“The happiness of every country depends on the character of its people, rather than the form of its people,” rings out the voice of Kenneth Bagnell in a CanoeFM radio vignette.
It’s a quote from Thomas Haliburton, the County’s namesake and the focus of one of the dozens of short reflections Bagnell broadcast over the community radio airwaves for half a decade.
Bagnell, a former journalist, celebrated author and devoted United Church of Canada minister, died Feb. 15 at age 87. Bagnell was known around the County for his short recordings, written with care and recorded at CanoeFM with producer Ron Murphy.
“He was an excellent writer,” said Murphy. Bagnell would arrive at the station in the summer with stacks of written papers, some about history some about the present day, all geared towards the seasons.
“Bagnell moments,” as Murphy said they became known, were played nearly every day until a couple of years ago when Bagnell’s Alzheimer’s disease progressed.
Bagnell’s cottage on East Moore Lake was his introduction to the County, said his son Paul Bagnell. He arrived after a lengthy career at Canada’s top news outlets such as the Toronto Star and Globe and Mail, as well as editing the United Observer, the Imperial Oil Review and the Globe Magazine. He also anchored a CBC news show.
“He was a gifted storyteller, and he had a great capacity for the English language,” Paul said.
As the assistant to the editor of the United Observer, Bagnell had the chance to interview Dr. Martin Luther King Jr. who spoke on the civil rights movement sweeping across the United States in 1962.

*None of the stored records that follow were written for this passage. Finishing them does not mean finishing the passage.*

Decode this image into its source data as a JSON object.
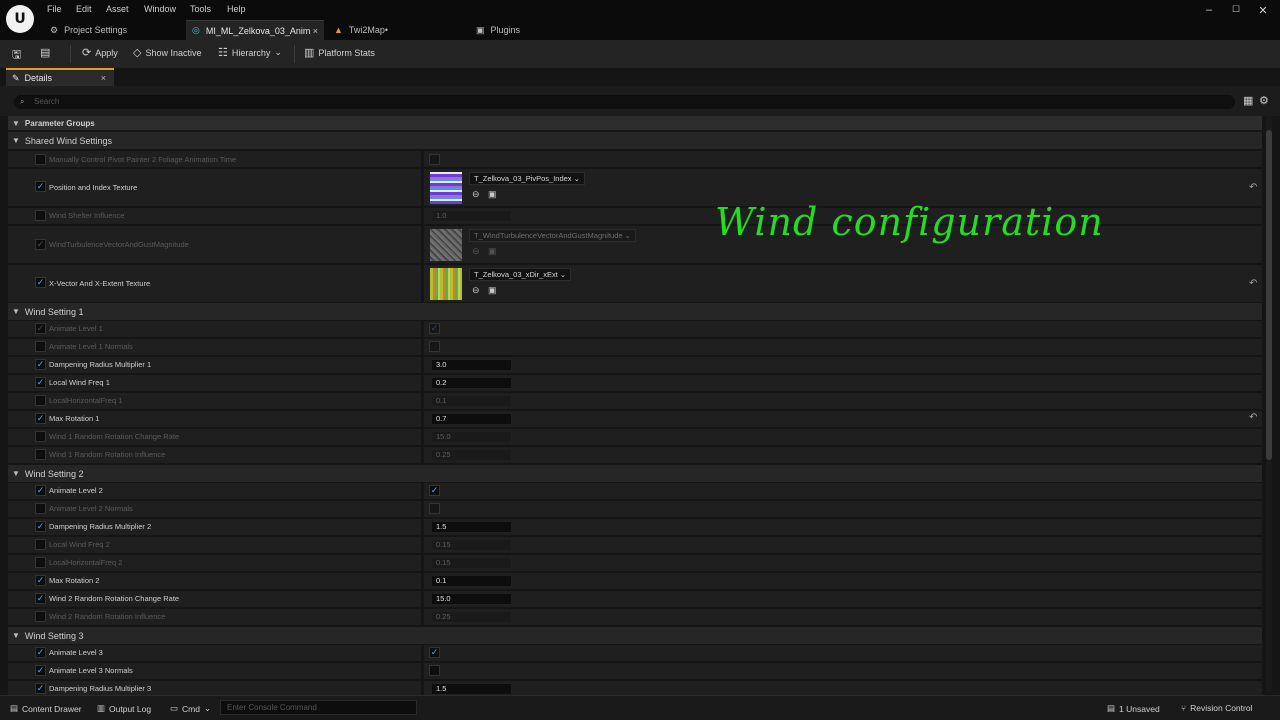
{
  "menu": [
    "File",
    "Edit",
    "Asset",
    "Window",
    "Tools",
    "Help"
  ],
  "tabs": [
    {
      "label": "Project Settings",
      "icon": "settings-icon"
    },
    {
      "label": "MI_ML_Zelkova_03_Anim",
      "icon": "material-icon",
      "close": "×"
    },
    {
      "label": "Twi2Map•",
      "icon": "level-icon"
    },
    {
      "label": "Plugins",
      "icon": "plugin-icon"
    }
  ],
  "toolbar": {
    "apply": "Apply",
    "show_inactive": "Show Inactive",
    "hierarchy": "Hierarchy",
    "platform_stats": "Platform Stats"
  },
  "details_tab": {
    "label": "Details",
    "close": "×"
  },
  "search": {
    "placeholder": "Search"
  },
  "overlay_text": "Wind configuration",
  "parameter_groups": "Parameter Groups",
  "groups": [
    {
      "title": "Shared Wind Settings"
    },
    {
      "title": "Wind Setting 1"
    },
    {
      "title": "Wind Setting 2"
    },
    {
      "title": "Wind Setting 3"
    }
  ],
  "shared": {
    "r0": {
      "label": "Manually Control Pivot Painter 2 Foliage Animation Time"
    },
    "r1": {
      "label": "Position and Index Texture",
      "texture": "T_Zelkova_03_PivPos_Index"
    },
    "r2": {
      "label": "Wind Shelter Influence",
      "value": "1.0"
    },
    "r3": {
      "label": "WindTurbulenceVectorAndGustMagnitude",
      "texture": "T_WindTurbulenceVectorAndGustMagnitude"
    },
    "r4": {
      "label": "X-Vector And X-Extent Texture",
      "texture": "T_Zelkova_03_xDir_xExt"
    }
  },
  "ws1": [
    {
      "label": "Animate Level 1",
      "value": ""
    },
    {
      "label": "Animate Level 1 Normals",
      "value": ""
    },
    {
      "label": "Dampening Radius Multiplier 1",
      "value": "3.0"
    },
    {
      "label": "Local Wind Freq  1",
      "value": "0.2"
    },
    {
      "label": "LocalHorizontalFreq 1",
      "value": "0.1"
    },
    {
      "label": "Max Rotation 1",
      "value": "0.7"
    },
    {
      "label": "Wind 1 Random Rotation Change Rate",
      "value": "15.0"
    },
    {
      "label": "Wind 1 Random Rotation Influence",
      "value": "0.25"
    }
  ],
  "ws2": [
    {
      "label": "Animate Level 2",
      "value": ""
    },
    {
      "label": "Animate Level 2 Normals",
      "value": ""
    },
    {
      "label": "Dampening Radius Multiplier 2",
      "value": "1.5"
    },
    {
      "label": "Local Wind Freq 2",
      "value": "0.15"
    },
    {
      "label": "LocalHorizontalFreq 2",
      "value": "0.15"
    },
    {
      "label": "Max Rotation 2",
      "value": "0.1"
    },
    {
      "label": "Wind 2 Random Rotation Change Rate",
      "value": "15.0"
    },
    {
      "label": "Wind 2 Random Rotation Influence",
      "value": "0.25"
    }
  ],
  "ws3": [
    {
      "label": "Animate Level 3",
      "value": ""
    },
    {
      "label": "Animate Level 3 Normals",
      "value": ""
    },
    {
      "label": "Dampening Radius Multiplier 3",
      "value": "1.5"
    }
  ],
  "status": {
    "content_drawer": "Content Drawer",
    "output_log": "Output Log",
    "cmd": "Cmd",
    "console_placeholder": "Enter Console Command",
    "unsaved": "1 Unsaved",
    "revision": "Revision Control"
  },
  "colors": {
    "accent": "#e0a020",
    "check": "#5ea3e6",
    "overlay": "#22dd22"
  }
}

Later in life, Bagnell penned multiple books. The Little Immigrants: The Orphans Who Came to Canada told the story of 100,000 impoverished children from the UK who were sent overseas, many to Canada. Bagnell’s investigation shone a light on a slice of Canadian history that had rarely been discussed. Paul said many of the immigrants, who at that point were elderly, found the book to be “essential reading all these years later, for Canadians interested in that part of our history.” Paul said it’s likely that book was one of Bagnell’s proudest achievements as a writer.
Family and Haliburton

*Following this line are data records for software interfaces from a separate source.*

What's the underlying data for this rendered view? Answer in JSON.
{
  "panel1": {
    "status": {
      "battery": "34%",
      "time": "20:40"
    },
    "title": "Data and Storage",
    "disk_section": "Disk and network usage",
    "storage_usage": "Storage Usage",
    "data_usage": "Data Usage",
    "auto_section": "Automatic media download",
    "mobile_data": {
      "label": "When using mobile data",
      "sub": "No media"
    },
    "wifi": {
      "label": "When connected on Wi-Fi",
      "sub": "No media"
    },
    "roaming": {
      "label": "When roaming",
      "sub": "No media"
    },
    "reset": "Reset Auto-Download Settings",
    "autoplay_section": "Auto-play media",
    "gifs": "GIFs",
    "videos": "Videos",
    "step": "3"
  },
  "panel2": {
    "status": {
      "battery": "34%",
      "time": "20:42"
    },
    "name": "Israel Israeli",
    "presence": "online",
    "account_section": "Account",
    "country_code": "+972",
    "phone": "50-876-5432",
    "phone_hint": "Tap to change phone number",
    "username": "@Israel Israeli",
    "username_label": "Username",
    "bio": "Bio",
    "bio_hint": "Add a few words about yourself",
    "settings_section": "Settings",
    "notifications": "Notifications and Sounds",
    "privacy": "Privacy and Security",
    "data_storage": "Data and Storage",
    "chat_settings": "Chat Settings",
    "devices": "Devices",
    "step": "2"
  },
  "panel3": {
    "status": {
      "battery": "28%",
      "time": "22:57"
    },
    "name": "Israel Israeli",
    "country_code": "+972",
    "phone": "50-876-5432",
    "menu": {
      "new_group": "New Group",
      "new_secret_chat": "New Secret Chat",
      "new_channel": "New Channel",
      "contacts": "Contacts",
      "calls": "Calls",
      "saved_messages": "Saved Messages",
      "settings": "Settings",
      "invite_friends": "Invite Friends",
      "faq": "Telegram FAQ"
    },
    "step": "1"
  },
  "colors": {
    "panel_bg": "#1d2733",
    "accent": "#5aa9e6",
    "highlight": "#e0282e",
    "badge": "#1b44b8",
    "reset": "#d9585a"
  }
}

Dave Bagnell said his father wasn’t much of a cottage person, coming from downtown Toronto. However soon after the family purchased their cottage, it became a fixture in their family’s life.
“We never thought dad would take to it: as soon as he got a taste for it, he really fell for it,” said Dave.

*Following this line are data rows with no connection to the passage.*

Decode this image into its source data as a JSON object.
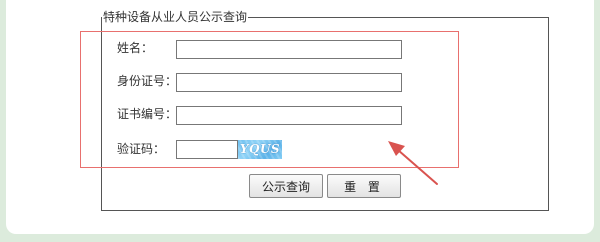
{
  "form": {
    "legend": "特种设备从业人员公示查询",
    "fields": [
      {
        "label": "姓名：",
        "value": "",
        "placeholder": ""
      },
      {
        "label": "身份证号：",
        "value": "",
        "placeholder": ""
      },
      {
        "label": "证书编号：",
        "value": "",
        "placeholder": ""
      }
    ],
    "captcha": {
      "label": "验证码：",
      "value": "",
      "image_text": "YQUS"
    },
    "buttons": {
      "query_label": "公示查询",
      "reset_label": "重 置"
    }
  },
  "annotation": {
    "highlight_color": "#e8706e",
    "arrow_color": "#d9534f"
  }
}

Paul agreed: “I think he understood smalltown life. He found Haliburton County a very, very relaxing place to be,” Paul said .
In 2014, Bagnell approached the station with the idea for “Ken Bagnell moments.” In the years following, Murphy helped him record dozens of vignettes, as Bagnell was diagnosed with Alzheimer’s disease. As his memory declined, Murphy continued to receive recordings.
Dave said Bagnell enjoyed researching and preparing topics for the radio stories. “Anything dad would do he would research it. He would give a lot of thought, and that was his style, very retrospective,” he said.
Many radio listeners will remember Bagnell’s contemplative views on Haliburton life, history and holidays, broadcast throughout the Highlands.
His family said they will remember a man with a strong faith and integrity, who always devoted time to family.
Bagnell’s funeral was held in Toronto Feb. 18. He is survived by his wife Barbara (nee Robar), sons Paul (Diana Cafazzo), David (Carolyn Swift) and daughter Andrea Crawford (Philip). Bagnell has three grandchildren: Sidney and Bretton Crawford and Mark Bagnell and a brother, Claude, who lives in Hawaii.
“He was the best father we could have asked for,” said Paul. “He never gave short shift to his family